What is expected: Pull every line holding the word "added" from the data below and copy it.

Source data
= Beginning of Section =

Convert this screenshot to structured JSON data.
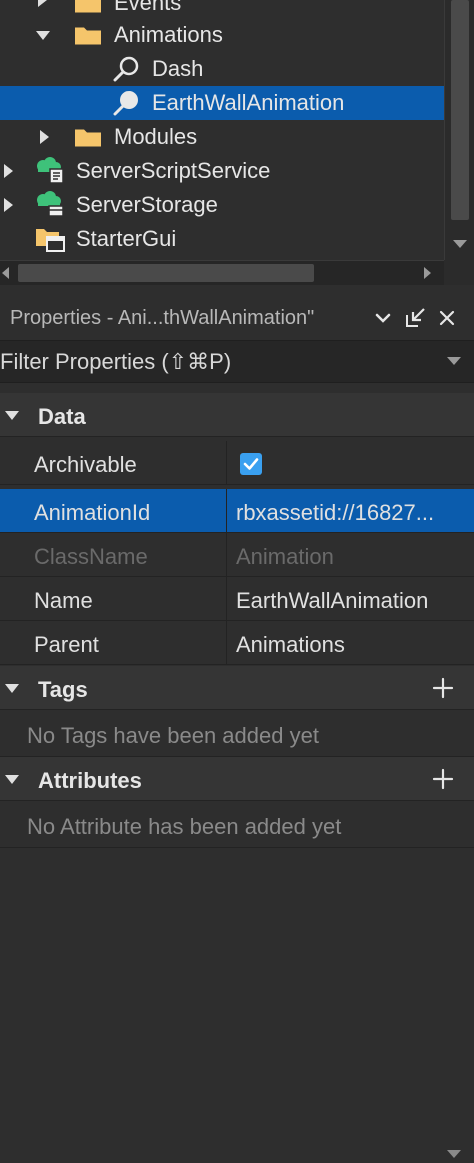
{
  "explorer": {
    "items": [
      {
        "label": "Events"
      },
      {
        "label": "Animations"
      },
      {
        "label": "Dash"
      },
      {
        "label": "EarthWallAnimation"
      },
      {
        "label": "Modules"
      },
      {
        "label": "ServerScriptService"
      },
      {
        "label": "ServerStorage"
      },
      {
        "label": "StarterGui"
      }
    ]
  },
  "properties": {
    "title": "Properties - Ani...thWallAnimation\"",
    "filter_placeholder": "Filter Properties (⇧⌘P)",
    "sections": {
      "data": "Data",
      "tags": "Tags",
      "attributes": "Attributes"
    },
    "rows": [
      {
        "name": "Archivable",
        "value": ""
      },
      {
        "name": "AnimationId",
        "value": "rbxassetid://16827..."
      },
      {
        "name": "ClassName",
        "value": "Animation"
      },
      {
        "name": "Name",
        "value": "EarthWallAnimation"
      },
      {
        "name": "Parent",
        "value": "Animations"
      }
    ],
    "tags_empty": "No Tags have been added yet",
    "attributes_empty": "No Attribute has been added yet"
  },
  "colors": {
    "selection": "#0b5cad",
    "checkbox": "#3aa0f0",
    "folder": "#f5c56b",
    "service_green": "#3ec27a"
  }
}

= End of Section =

Output below:
    "tags_empty": "No Tags have been added yet",
    "attributes_empty": "No Attribute has been added yet"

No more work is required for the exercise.